Ed Keating: Agreed.

Dawne Morris: Kind of what the .com boom failures did and kind of what the mortgage industry failures did. We were already on a down slide trending with the markets as a whole, and overinflation of investors and things like that and a lot of big money that came in, and then they couldn’t figure out how to spend the money the proper way. Now all of those industries have… All those parts in this industry are going to start kind of making their way out.

So what I see in the next year, I really see a lot of the real businesses that have been able to hang onto this being able to work very closely with each other, and I think we’re going to get back to what is initially the foundation of what cannabis is, and that’s a grassroots, neighborly situation where we all work together for an end process, and I think we’re starting to see that now through this virtual streaming of where we are.

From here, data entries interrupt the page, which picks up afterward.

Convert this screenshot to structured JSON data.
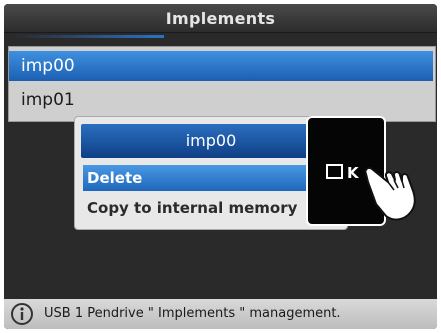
{
  "header": {
    "title": "Implements"
  },
  "list": {
    "items": [
      {
        "label": "imp00",
        "selected": true
      },
      {
        "label": "imp01",
        "selected": false
      }
    ]
  },
  "popup": {
    "title": "imp00",
    "options": [
      {
        "label": "Delete",
        "selected": true
      },
      {
        "label": "Copy to internal memory",
        "selected": false
      }
    ]
  },
  "ok_key": {
    "label": "K",
    "icon": "box-o-icon"
  },
  "status": {
    "icon": "info-icon",
    "text": "USB 1 Pendrive \" Implements \" management."
  },
  "colors": {
    "accent": "#1c5fb2",
    "background": "#2a2a2a",
    "popup": "#e8e8e8"
  }
}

Ed Keating: Yeah, I would agree. It’s interesting, one of the ways that historically we’ve looked at the industry is with unique market segmentation, where there’s canna-clueless, canna-curious, and then canna-serious, and I think those first two groups are just not going to be able to make it sort of to the model that you gave of… They just don’t have the wherewithal to withstand what we’re all going through right now.

Dawne Morris: Yeah. And I think in the last few years, doing as many trade shows as we’ve done and working with a lot of people that we work with, one of the things is we get a lot of people on the canna-curious side and they’re always saying hey, I know I want to be in the industry, I just don’t know how.

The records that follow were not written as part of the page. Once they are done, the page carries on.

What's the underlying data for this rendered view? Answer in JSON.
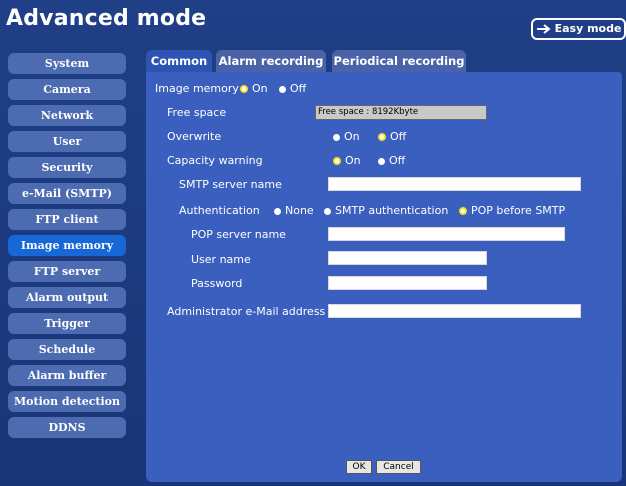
{
  "header": {
    "title": "Advanced mode",
    "easy_mode_label": "Easy mode"
  },
  "sidebar": {
    "items": [
      {
        "label": "System"
      },
      {
        "label": "Camera"
      },
      {
        "label": "Network"
      },
      {
        "label": "User"
      },
      {
        "label": "Security"
      },
      {
        "label": "e-Mail (SMTP)"
      },
      {
        "label": "FTP client"
      },
      {
        "label": "Image memory",
        "active": true
      },
      {
        "label": "FTP server"
      },
      {
        "label": "Alarm output"
      },
      {
        "label": "Trigger"
      },
      {
        "label": "Schedule"
      },
      {
        "label": "Alarm buffer"
      },
      {
        "label": "Motion detection"
      },
      {
        "label": "DDNS"
      }
    ]
  },
  "tabs": [
    {
      "label": "Common",
      "active": true
    },
    {
      "label": "Alarm recording"
    },
    {
      "label": "Periodical recording"
    }
  ],
  "form": {
    "image_memory": {
      "label": "Image memory",
      "on": "On",
      "off": "Off",
      "selected": "On"
    },
    "free_space": {
      "label": "Free space",
      "value": "Free space : 8192Kbyte"
    },
    "overwrite": {
      "label": "Overwrite",
      "on": "On",
      "off": "Off",
      "selected": "Off"
    },
    "capacity_warning": {
      "label": "Capacity warning",
      "on": "On",
      "off": "Off",
      "selected": "On"
    },
    "smtp_server_name": {
      "label": "SMTP server name",
      "value": ""
    },
    "authentication": {
      "label": "Authentication",
      "none": "None",
      "smtp": "SMTP authentication",
      "pop": "POP before SMTP",
      "selected": "POP before SMTP"
    },
    "pop_server_name": {
      "label": "POP server name",
      "value": ""
    },
    "user_name": {
      "label": "User name",
      "value": ""
    },
    "password": {
      "label": "Password",
      "value": ""
    },
    "admin_email": {
      "label": "Administrator e-Mail address",
      "value": ""
    },
    "ok_label": "OK",
    "cancel_label": "Cancel"
  },
  "colors": {
    "background": "#1f3f86",
    "panel": "#3a5fbe",
    "sidebar_item": "#4c6bb0",
    "sidebar_active": "#1767d6",
    "selected_radio": "#f2e227"
  }
}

I tell people… I’m like, where’s your passion? It has to be passionate. You can’t just jump into any industry and just assume you’re going to be successful.

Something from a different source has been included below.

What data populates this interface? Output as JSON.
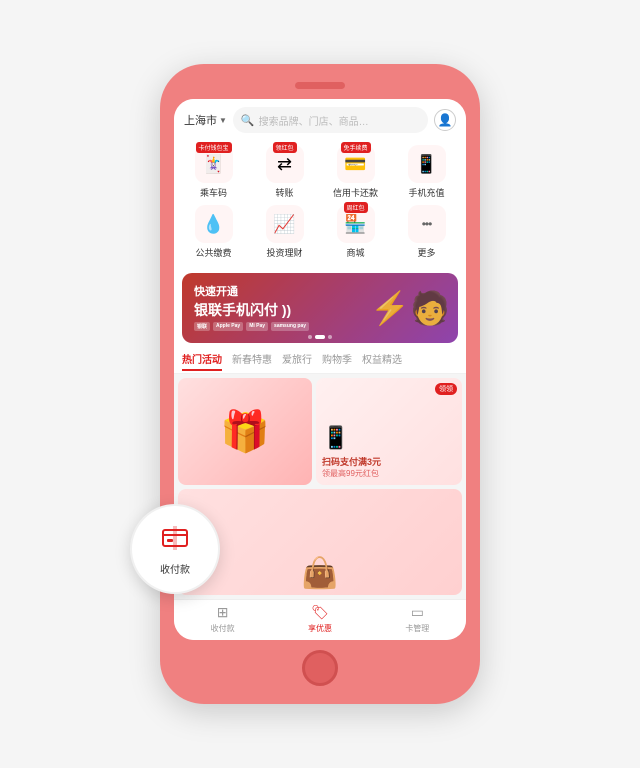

The cannabis space – up until this last year – has been the complete opposite. People could just jump in with no information, no understanding, and they could jump in and just all of a sudden think that it’s going to be successful, and I think that’s where we’re finding that kind of serious side of things are going to weed all those out.

Amanda Guerrero: Yeah. I think that you’ve provided so many great insights, especially given your tenure within this space, you know, here on this podcast today, Dawne. Thank you so, so much for joining us on our virtual podcast. It’s been truly a pleasure getting to know you, getting to learn more about your business, as well as hearing what you have to say about the industry, because you’ve brought up some really great points.

Dawne Morris: It’s my pleasure. I enjoy the industry. I love being a part of it, and I enjoy being a part of this podcast, so thank you very much.

Amanda Guerrero: Yeah, thank you. We’ll have to, hopefully, catch up again after quarantine, or maybe do another virtual class.

Dawne Morris: There you go.

Amanda Guerrero: All right. Let’s check in one more time on what’s coming next on Cannacurio.

Ed Keating: The quarter just ended, the first quarter of 2020, so we’re going to be doing some lookbacks on different activities within the cannabis space.

The first one we do is on retailers and dispensaries. How many were added in Q1? Based on our numbers so far, it looks like 355 dispensaries and/or retailers were added in the quarter.

Not surprisingly, most of them were in Oklahoma. Somehow they just decided they don’t have enough, they need more, so 155, or 44%, were there. 69 though in Michigan and only 24 in California and 22 in Florida. So we’ll dig into that in next week’s Cannacurio blog post, and we’ll share that out to all our readers and listeners.

Amanda Guerrero: Wonderful. Wonderful. You heard it here first, folks. We’re transitioning to a virtual world here, and we wanted to thank you all for joining us on today’s podcast. We’re your hosts, Amanda Guerrero and Ed Keating. Stay tuned for more updates from the data vault.

Discuss On Twitter